[Collected data]
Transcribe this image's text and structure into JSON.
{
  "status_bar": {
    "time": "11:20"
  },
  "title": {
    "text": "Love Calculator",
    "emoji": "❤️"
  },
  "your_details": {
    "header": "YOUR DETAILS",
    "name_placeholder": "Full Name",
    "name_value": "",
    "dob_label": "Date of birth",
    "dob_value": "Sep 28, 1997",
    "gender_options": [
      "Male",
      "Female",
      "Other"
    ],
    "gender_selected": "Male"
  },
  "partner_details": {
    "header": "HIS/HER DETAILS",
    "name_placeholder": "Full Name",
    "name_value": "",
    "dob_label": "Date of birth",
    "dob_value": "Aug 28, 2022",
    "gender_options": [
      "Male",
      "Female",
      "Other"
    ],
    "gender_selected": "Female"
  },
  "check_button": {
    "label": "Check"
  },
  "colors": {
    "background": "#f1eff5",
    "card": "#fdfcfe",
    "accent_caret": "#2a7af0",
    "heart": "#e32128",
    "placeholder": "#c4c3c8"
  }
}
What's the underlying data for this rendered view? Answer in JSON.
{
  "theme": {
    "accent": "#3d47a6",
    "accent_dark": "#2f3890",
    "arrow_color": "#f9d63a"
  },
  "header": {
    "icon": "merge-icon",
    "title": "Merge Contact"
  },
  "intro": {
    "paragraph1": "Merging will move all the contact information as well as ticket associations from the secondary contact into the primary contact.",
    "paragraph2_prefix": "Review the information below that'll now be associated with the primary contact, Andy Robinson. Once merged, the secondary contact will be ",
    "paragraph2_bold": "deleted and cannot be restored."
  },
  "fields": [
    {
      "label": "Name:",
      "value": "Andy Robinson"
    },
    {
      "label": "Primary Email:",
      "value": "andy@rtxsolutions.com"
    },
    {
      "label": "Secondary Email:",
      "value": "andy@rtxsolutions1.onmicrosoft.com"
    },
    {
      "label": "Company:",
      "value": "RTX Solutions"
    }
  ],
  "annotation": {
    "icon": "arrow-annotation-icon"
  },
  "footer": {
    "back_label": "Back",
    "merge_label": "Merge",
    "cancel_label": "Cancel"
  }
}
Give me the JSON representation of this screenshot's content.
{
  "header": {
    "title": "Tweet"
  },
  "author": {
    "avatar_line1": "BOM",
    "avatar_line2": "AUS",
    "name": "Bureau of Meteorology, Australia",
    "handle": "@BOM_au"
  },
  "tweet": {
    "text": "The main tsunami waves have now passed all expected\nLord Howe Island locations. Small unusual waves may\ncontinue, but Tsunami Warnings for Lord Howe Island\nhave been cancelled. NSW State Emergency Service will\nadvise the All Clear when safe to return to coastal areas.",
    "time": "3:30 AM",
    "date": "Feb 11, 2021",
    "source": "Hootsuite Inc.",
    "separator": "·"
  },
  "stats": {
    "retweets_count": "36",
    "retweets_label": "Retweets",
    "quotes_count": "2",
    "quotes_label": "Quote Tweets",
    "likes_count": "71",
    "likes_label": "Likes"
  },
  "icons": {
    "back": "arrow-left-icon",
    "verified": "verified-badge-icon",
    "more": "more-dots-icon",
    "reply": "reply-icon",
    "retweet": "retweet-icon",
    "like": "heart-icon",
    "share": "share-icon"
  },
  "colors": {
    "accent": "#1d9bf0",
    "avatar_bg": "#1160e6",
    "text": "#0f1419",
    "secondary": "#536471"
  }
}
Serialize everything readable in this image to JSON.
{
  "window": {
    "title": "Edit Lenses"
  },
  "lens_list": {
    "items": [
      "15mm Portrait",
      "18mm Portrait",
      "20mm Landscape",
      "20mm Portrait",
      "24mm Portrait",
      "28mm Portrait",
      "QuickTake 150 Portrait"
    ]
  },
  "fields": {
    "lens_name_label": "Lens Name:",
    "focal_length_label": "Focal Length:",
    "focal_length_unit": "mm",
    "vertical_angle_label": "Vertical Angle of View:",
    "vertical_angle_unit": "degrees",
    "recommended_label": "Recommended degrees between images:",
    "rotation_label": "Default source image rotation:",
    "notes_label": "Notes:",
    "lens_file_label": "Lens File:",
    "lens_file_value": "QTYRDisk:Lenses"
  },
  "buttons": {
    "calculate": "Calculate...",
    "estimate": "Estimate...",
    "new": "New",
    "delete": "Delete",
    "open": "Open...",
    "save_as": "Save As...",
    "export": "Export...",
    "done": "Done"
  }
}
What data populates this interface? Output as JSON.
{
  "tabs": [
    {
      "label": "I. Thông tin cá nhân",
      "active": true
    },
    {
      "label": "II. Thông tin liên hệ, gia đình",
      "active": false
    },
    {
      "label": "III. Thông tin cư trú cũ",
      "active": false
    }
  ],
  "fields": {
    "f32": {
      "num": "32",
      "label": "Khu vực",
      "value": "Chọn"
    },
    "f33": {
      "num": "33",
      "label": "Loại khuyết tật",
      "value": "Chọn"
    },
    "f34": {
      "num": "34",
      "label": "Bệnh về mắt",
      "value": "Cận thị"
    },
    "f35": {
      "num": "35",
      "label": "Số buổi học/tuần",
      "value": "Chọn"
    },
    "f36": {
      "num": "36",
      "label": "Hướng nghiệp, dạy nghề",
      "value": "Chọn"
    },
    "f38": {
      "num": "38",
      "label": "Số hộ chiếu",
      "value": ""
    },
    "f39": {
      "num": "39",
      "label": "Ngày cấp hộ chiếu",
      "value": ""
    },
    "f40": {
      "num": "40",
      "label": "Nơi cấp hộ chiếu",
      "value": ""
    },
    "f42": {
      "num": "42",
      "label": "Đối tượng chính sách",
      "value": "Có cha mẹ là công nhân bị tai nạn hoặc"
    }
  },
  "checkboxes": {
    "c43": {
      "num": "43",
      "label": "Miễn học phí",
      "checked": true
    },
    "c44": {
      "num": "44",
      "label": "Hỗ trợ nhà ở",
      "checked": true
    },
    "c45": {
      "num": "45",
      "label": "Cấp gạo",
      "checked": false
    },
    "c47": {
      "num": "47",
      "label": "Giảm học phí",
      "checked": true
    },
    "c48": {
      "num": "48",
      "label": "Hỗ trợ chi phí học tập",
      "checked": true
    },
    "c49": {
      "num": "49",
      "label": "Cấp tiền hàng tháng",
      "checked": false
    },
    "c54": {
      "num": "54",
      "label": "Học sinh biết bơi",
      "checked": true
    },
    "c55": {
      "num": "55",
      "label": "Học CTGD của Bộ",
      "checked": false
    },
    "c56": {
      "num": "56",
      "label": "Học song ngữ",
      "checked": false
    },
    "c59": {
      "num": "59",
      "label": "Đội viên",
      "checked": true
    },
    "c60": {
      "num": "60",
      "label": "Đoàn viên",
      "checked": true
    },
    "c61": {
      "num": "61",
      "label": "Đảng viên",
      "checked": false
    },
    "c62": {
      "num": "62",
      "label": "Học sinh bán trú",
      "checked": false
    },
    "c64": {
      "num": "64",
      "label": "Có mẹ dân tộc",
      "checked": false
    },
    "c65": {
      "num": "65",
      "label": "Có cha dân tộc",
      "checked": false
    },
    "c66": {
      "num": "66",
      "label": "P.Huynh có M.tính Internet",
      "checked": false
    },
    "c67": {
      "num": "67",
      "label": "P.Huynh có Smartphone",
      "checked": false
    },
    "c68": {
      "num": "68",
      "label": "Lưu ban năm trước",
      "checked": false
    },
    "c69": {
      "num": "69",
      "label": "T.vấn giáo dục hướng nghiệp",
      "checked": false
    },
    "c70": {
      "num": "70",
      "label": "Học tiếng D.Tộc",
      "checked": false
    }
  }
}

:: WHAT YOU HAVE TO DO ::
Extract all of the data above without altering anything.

:: RESPONSE FOR THIS EXERCISE ::
Transcribe this image's text and structure into JSON.
{
  "status_bar": {
    "time": "11:20"
  },
  "title": {
    "text": "Love Calculator",
    "emoji": "❤️"
  },
  "your_details": {
    "header": "YOUR DETAILS",
    "name_placeholder": "Full Name",
    "name_value": "",
    "dob_label": "Date of birth",
    "dob_value": "Sep 28, 1997",
    "gender_options": [
      "Male",
      "Female",
      "Other"
    ],
    "gender_selected": "Male"
  },
  "partner_details": {
    "header": "HIS/HER DETAILS",
    "name_placeholder": "Full Name",
    "name_value": "",
    "dob_label": "Date of birth",
    "dob_value": "Aug 28, 2022",
    "gender_options": [
      "Male",
      "Female",
      "Other"
    ],
    "gender_selected": "Female"
  },
  "check_button": {
    "label": "Check"
  },
  "colors": {
    "background": "#f1eff5",
    "card": "#fdfcfe",
    "accent_caret": "#2a7af0",
    "heart": "#e32128",
    "placeholder": "#c4c3c8"
  }
}
What's the underlying data for this rendered view? Answer in JSON.
{
  "theme": {
    "accent": "#3d47a6",
    "accent_dark": "#2f3890",
    "arrow_color": "#f9d63a"
  },
  "header": {
    "icon": "merge-icon",
    "title": "Merge Contact"
  },
  "intro": {
    "paragraph1": "Merging will move all the contact information as well as ticket associations from the secondary contact into the primary contact.",
    "paragraph2_prefix": "Review the information below that'll now be associated with the primary contact, Andy Robinson. Once merged, the secondary contact will be ",
    "paragraph2_bold": "deleted and cannot be restored."
  },
  "fields": [
    {
      "label": "Name:",
      "value": "Andy Robinson"
    },
    {
      "label": "Primary Email:",
      "value": "andy@rtxsolutions.com"
    },
    {
      "label": "Secondary Email:",
      "value": "andy@rtxsolutions1.onmicrosoft.com"
    },
    {
      "label": "Company:",
      "value": "RTX Solutions"
    }
  ],
  "annotation": {
    "icon": "arrow-annotation-icon"
  },
  "footer": {
    "back_label": "Back",
    "merge_label": "Merge",
    "cancel_label": "Cancel"
  }
}
Give me the JSON representation of this screenshot's content.
{
  "header": {
    "title": "Tweet"
  },
  "author": {
    "avatar_line1": "BOM",
    "avatar_line2": "AUS",
    "name": "Bureau of Meteorology, Australia",
    "handle": "@BOM_au"
  },
  "tweet": {
    "text": "The main tsunami waves have now passed all expected\nLord Howe Island locations. Small unusual waves may\ncontinue, but Tsunami Warnings for Lord Howe Island\nhave been cancelled. NSW State Emergency Service will\nadvise the All Clear when safe to return to coastal areas.",
    "time": "3:30 AM",
    "date": "Feb 11, 2021",
    "source": "Hootsuite Inc.",
    "separator": "·"
  },
  "stats": {
    "retweets_count": "36",
    "retweets_label": "Retweets",
    "quotes_count": "2",
    "quotes_label": "Quote Tweets",
    "likes_count": "71",
    "likes_label": "Likes"
  },
  "icons": {
    "back": "arrow-left-icon",
    "verified": "verified-badge-icon",
    "more": "more-dots-icon",
    "reply": "reply-icon",
    "retweet": "retweet-icon",
    "like": "heart-icon",
    "share": "share-icon"
  },
  "colors": {
    "accent": "#1d9bf0",
    "avatar_bg": "#1160e6",
    "text": "#0f1419",
    "secondary": "#536471"
  }
}
Serialize everything readable in this image to JSON.
{
  "window": {
    "title": "Edit Lenses"
  },
  "lens_list": {
    "items": [
      "15mm Portrait",
      "18mm Portrait",
      "20mm Landscape",
      "20mm Portrait",
      "24mm Portrait",
      "28mm Portrait",
      "QuickTake 150 Portrait"
    ]
  },
  "fields": {
    "lens_name_label": "Lens Name:",
    "focal_length_label": "Focal Length:",
    "focal_length_unit": "mm",
    "vertical_angle_label": "Vertical Angle of View:",
    "vertical_angle_unit": "degrees",
    "recommended_label": "Recommended degrees between images:",
    "rotation_label": "Default source image rotation:",
    "notes_label": "Notes:",
    "lens_file_label": "Lens File:",
    "lens_file_value": "QTYRDisk:Lenses"
  },
  "buttons": {
    "calculate": "Calculate...",
    "estimate": "Estimate...",
    "new": "New",
    "delete": "Delete",
    "open": "Open...",
    "save_as": "Save As...",
    "export": "Export...",
    "done": "Done"
  }
}
What data populates this interface? Output as JSON.
{
  "tabs": [
    {
      "label": "I. Thông tin cá nhân",
      "active": true
    },
    {
      "label": "II. Thông tin liên hệ, gia đình",
      "active": false
    },
    {
      "label": "III. Thông tin cư trú cũ",
      "active": false
    }
  ],
  "fields": {
    "f32": {
      "num": "32",
      "label": "Khu vực",
      "value": "Chọn"
    },
    "f33": {
      "num": "33",
      "label": "Loại khuyết tật",
      "value": "Chọn"
    },
    "f34": {
      "num": "34",
      "label": "Bệnh về mắt",
      "value": "Cận thị"
    },
    "f35": {
      "num": "35",
      "label": "Số buổi học/tuần",
      "value": "Chọn"
    },
    "f36": {
      "num": "36",
      "label": "Hướng nghiệp, dạy nghề",
      "value": "Chọn"
    },
    "f38": {
      "num": "38",
      "label": "Số hộ chiếu",
      "value": ""
    },
    "f39": {
      "num": "39",
      "label": "Ngày cấp hộ chiếu",
      "value": ""
    },
    "f40": {
      "num": "40",
      "label": "Nơi cấp hộ chiếu",
      "value": ""
    },
    "f42": {
      "num": "42",
      "label": "Đối tượng chính sách",
      "value": "Có cha mẹ là công nhân bị tai nạn hoặc"
    }
  },
  "checkboxes": {
    "c43": {
      "num": "43",
      "label": "Miễn học phí",
      "checked": true
    },
    "c44": {
      "num": "44",
      "label": "Hỗ trợ nhà ở",
      "checked": true
    },
    "c45": {
      "num": "45",
      "label": "Cấp gạo",
      "checked": false
    },
    "c47": {
      "num": "47",
      "label": "Giảm học phí",
      "checked": true
    },
    "c48": {
      "num": "48",
      "label": "Hỗ trợ chi phí học tập",
      "checked": true
    },
    "c49": {
      "num": "49",
      "label": "Cấp tiền hàng tháng",
      "checked": false
    },
    "c54": {
      "num": "54",
      "label": "Học sinh biết bơi",
      "checked": true
    },
    "c55": {
      "num": "55",
      "label": "Học CTGD của Bộ",
      "checked": false
    },
    "c56": {
      "num": "56",
      "label": "Học song ngữ",
      "checked": false
    },
    "c59": {
      "num": "59",
      "label": "Đội viên",
      "checked": true
    },
    "c60": {
      "num": "60",
      "label": "Đoàn viên",
      "checked": true
    },
    "c61": {
      "num": "61",
      "label": "Đảng viên",
      "checked": false
    },
    "c62": {
      "num": "62",
      "label": "Học sinh bán trú",
      "checked": false
    },
    "c64": {
      "num": "64",
      "label": "Có mẹ dân tộc",
      "checked": false
    },
    "c65": {
      "num": "65",
      "label": "Có cha dân tộc",
      "checked": false
    },
    "c66": {
      "num": "66",
      "label": "P.Huynh có M.tính Internet",
      "checked": false
    },
    "c67": {
      "num": "67",
      "label": "P.Huynh có Smartphone",
      "checked": false
    },
    "c68": {
      "num": "68",
      "label": "Lưu ban năm trước",
      "checked": false
    },
    "c69": {
      "num": "69",
      "label": "T.vấn giáo dục hướng nghiệp",
      "checked": false
    },
    "c70": {
      "num": "70",
      "label": "Học tiếng D.Tộc",
      "checked": false
    }
  }
}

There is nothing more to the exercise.